Ignoring legal challenges, public opposition, and science, the Trump Administration is rushing to finalize a rule to weaken the Migratory Bird Treaty Act.

WASHINGTON  – “President Trump may have pardoned a turkey this week, but he’s in a frenzy to finalize his bird-killer policy before the end of the year.” said David Yarnold, president and CEO of the National Audubon Society. “The administration lost in court and is sidestepping that ruling with a rushed, corrupt process designed to keep the next administration from saving the lives of millions of birds. Reinstating this 100-year-old bedrock law must be a top conservation priority for the Biden-Harris Administration and the 117th Congress.”

Today the Department of the Interior released its Final Environmental Impact Statement (FEIS) in one of the last steps in its effort to strip away critical protections in the Migratory Bird Treaty Act (MBTA). To speed up the environmental review, the administration minimized the comment period, and failed to undertake a serious analysis of environmental impacts and reasonable alternatives, which robbed the public of an opportunity to participate and see a full accounting of the rule’s devastating impacts.

“This environmental review process has made a mockery of the public engagement and scientific review required under the law,” said Yarnold.

The administration’s rollback has received bipartisan opposition including from members of Congress, more than 25 states, numerous tribal governments, scientists, sportsmen, birdwatchers, and 250,000 people who submitted comments opposing the proposed rule change. In August, a federal court invalidated the policy that serves as the legal foundation for the regulatory effort, for which the administration is seeking an appeal.  

“We will continue to fight these changes in court, but we need Congress to pass the Migratory Bird Protection Act to reinforce this vital law,” added Yarnold.

In January, the U.S. House Natural Resources Committee voted to advance the Migratory Bird Protection Act, a bill that would counter this rollback and add new innovations to the century-old law. If passed, the new law would end industry’s free pass to kill birds by directing the Fish and Wildlife Service (FWS) to develop a permitting process for “incidental take” through which relevant businesses would implement best management practices and document compliance, further driving innovation in how to best prevent bird deaths.

The rule change would overturn decades of bipartisan precedent, to only extend the MBTA’s protections to activities that purposefully kill birds, exempting all industrial hazards from enforcement. Any “incidental” death—no matter how inevitable, avoidable or devastating to birds—becomes immune from enforcement under the law.

For example, if the administration’s interpretation of the law were in place in 2010, BP would have faced no consequences under the MBTA for the more than one million birds killed in the Deepwater Horizon oil spill. BP ended up paying $100 million in fines thanks specifically protections in the MBTA that would be weakened by the Trump Administration.

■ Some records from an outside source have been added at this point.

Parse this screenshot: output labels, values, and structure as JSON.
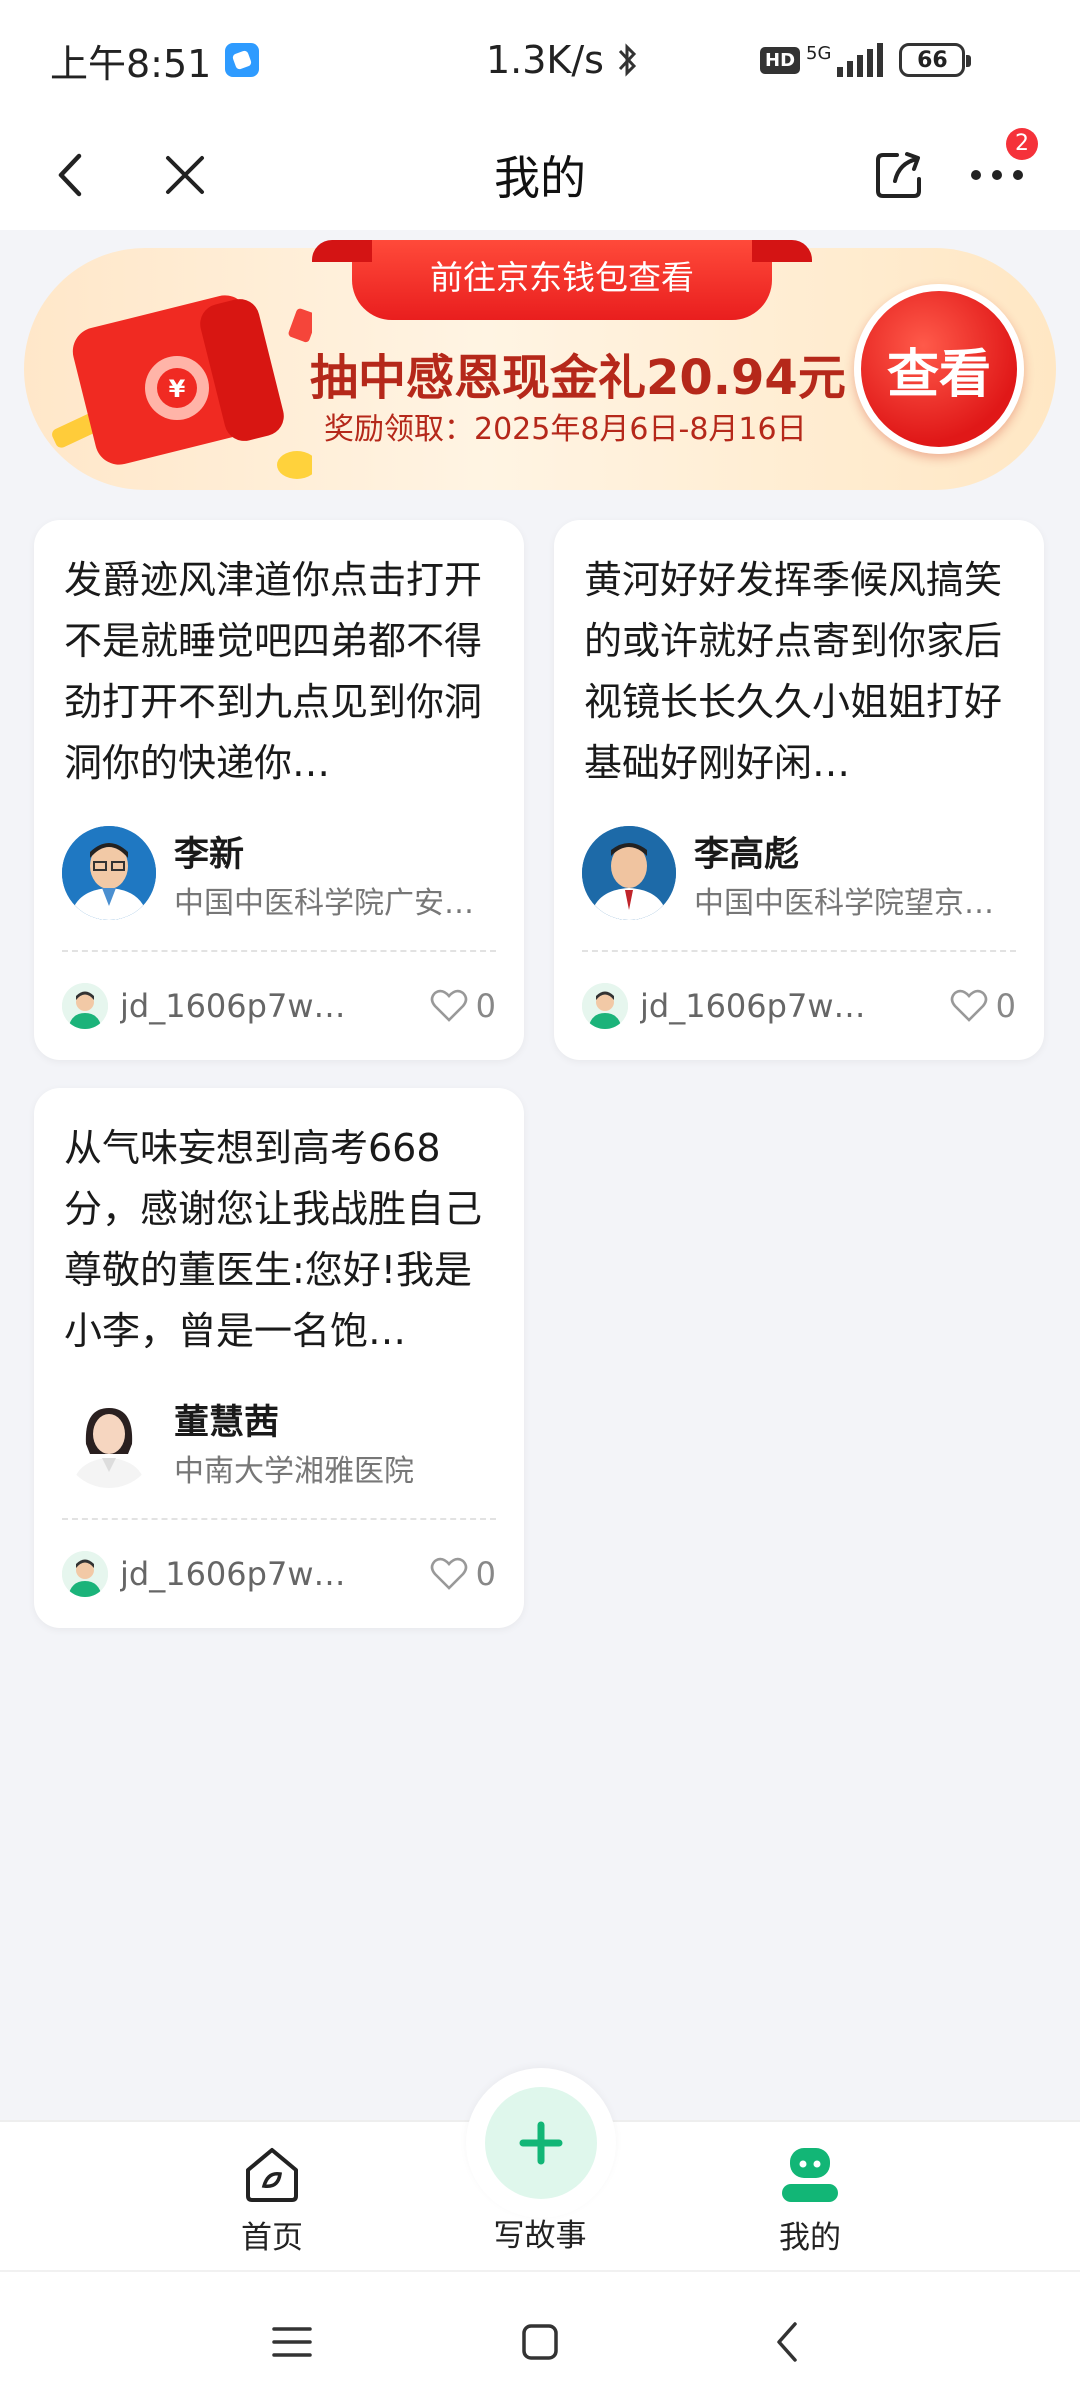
{
  "status_bar": {
    "time": "上午8:51",
    "net_speed": "1.3K/s",
    "hd": "HD",
    "network": "5G",
    "battery": "66"
  },
  "nav": {
    "title": "我的",
    "more_badge": "2"
  },
  "banner": {
    "tab_text": "前往京东钱包查看",
    "headline": "抽中感恩现金礼20.94元",
    "date_text": "奖励领取：2025年8月6日-8月16日",
    "button_label": "查看"
  },
  "cards": [
    {
      "text": "发爵迹风津道你点击打开不是就睡觉吧四弟都不得劲打开不到九点见到你洞洞你的快递你…",
      "doctor_name": "李新",
      "hospital": "中国中医科学院广安…",
      "user": "jd_1606p7w1…",
      "likes": "0"
    },
    {
      "text": "黄河好好发挥季候风搞笑的或许就好点寄到你家后视镜长长久久小姐姐打好基础好刚好闲…",
      "doctor_name": "李高彪",
      "hospital": "中国中医科学院望京…",
      "user": "jd_1606p7w1…",
      "likes": "0"
    },
    {
      "text": "从气味妄想到高考668分，感谢您让我战胜自己尊敬的董医生:您好!我是小李，曾是一名饱…",
      "doctor_name": "董慧茜",
      "hospital": "中南大学湘雅医院",
      "user": "jd_1606p7w1…",
      "likes": "0"
    }
  ],
  "tab_bar": {
    "home": "首页",
    "write": "写故事",
    "mine": "我的"
  },
  "colors": {
    "accent_green": "#12b676",
    "banner_red": "#e91e1e",
    "badge_red": "#f5323a"
  }
}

A recent report in Science documented that North America has lost 3 billion birds since 1970, and an Audubon report found that two-thirds of North America’s birds are threatened by climate change.

Facts and figures on industrial causes of bird mortality in the United States:


Media Contact: Matt Smelser,, 512.739.9635

About Audubon
The National Audubon Society protects birds and the places they need, today and tomorrow. Audubon works throughout the Americas using science, advocacy, education, and on-the-ground conservation. State programs, nature centers, chapters, and partners give Audubon an unparalleled wingspan that reaches millions of people each year to inform, inspire, and unite diverse communities in conservation action. A nonprofit conservation organization since 1905, Audubon believes in a world in which people and wildlife thrive. Learn more at and on Facebook, Twitter and Instagram @audubonsociety.